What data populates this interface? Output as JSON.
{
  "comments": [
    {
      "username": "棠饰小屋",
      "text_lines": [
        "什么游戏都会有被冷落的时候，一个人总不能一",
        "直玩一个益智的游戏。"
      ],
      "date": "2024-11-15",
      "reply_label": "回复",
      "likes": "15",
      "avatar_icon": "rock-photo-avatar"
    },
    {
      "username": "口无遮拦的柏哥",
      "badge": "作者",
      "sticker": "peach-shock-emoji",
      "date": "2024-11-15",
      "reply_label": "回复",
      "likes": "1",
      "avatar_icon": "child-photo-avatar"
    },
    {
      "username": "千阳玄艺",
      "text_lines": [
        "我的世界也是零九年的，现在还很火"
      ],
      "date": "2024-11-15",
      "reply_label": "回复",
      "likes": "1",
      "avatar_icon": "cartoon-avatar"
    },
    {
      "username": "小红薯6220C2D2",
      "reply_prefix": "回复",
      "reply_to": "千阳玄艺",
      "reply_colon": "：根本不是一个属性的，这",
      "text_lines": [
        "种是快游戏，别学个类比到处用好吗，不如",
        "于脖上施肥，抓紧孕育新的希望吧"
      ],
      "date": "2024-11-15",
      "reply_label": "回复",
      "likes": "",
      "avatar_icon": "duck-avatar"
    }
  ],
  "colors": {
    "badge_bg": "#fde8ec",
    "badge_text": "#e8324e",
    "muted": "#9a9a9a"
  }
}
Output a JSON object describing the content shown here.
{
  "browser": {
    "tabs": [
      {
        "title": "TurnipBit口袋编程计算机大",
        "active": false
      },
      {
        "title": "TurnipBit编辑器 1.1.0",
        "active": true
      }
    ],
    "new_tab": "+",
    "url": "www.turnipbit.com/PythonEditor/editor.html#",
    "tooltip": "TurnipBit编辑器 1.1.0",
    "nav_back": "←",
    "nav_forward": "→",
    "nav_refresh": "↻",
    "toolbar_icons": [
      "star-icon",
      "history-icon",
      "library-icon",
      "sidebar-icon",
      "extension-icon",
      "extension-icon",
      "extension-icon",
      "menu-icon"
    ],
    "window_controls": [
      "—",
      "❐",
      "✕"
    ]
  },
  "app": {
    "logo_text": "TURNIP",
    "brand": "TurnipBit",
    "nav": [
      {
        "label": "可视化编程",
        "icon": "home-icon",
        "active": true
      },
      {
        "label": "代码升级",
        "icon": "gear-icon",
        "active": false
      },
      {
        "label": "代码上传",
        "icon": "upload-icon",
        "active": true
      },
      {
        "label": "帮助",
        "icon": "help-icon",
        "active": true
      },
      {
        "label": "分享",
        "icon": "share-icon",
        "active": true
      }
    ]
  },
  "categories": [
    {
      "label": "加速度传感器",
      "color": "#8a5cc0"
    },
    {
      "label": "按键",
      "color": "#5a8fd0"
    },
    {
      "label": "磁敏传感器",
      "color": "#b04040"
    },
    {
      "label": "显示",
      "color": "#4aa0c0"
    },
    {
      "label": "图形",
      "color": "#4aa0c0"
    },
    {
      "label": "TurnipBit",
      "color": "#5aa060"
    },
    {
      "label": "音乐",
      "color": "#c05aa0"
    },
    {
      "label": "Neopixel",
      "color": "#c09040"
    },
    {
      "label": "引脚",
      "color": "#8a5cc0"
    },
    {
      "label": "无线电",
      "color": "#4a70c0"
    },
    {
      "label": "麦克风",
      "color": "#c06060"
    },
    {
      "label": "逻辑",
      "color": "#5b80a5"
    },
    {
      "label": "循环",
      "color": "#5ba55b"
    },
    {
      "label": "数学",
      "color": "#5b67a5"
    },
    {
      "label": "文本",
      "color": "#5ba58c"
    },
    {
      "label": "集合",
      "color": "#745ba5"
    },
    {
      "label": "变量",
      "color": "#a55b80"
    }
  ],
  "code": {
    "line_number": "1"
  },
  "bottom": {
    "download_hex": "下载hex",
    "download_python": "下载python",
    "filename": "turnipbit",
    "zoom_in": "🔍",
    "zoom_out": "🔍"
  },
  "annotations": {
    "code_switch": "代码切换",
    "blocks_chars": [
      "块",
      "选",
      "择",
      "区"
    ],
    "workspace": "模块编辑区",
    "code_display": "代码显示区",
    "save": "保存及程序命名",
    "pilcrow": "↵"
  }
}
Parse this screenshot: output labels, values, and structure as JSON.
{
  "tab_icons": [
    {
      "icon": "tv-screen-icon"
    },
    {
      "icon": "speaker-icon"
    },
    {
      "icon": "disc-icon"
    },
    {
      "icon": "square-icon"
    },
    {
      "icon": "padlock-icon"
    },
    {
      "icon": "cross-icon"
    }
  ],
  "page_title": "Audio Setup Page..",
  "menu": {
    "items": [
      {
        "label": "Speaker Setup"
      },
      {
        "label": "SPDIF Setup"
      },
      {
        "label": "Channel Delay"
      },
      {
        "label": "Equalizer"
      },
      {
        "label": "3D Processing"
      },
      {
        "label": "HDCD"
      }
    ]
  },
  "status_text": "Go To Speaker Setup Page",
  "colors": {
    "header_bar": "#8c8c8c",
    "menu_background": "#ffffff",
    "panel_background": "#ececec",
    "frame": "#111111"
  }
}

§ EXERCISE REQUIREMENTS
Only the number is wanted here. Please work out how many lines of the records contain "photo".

§ RESULT OF THIS TASK
2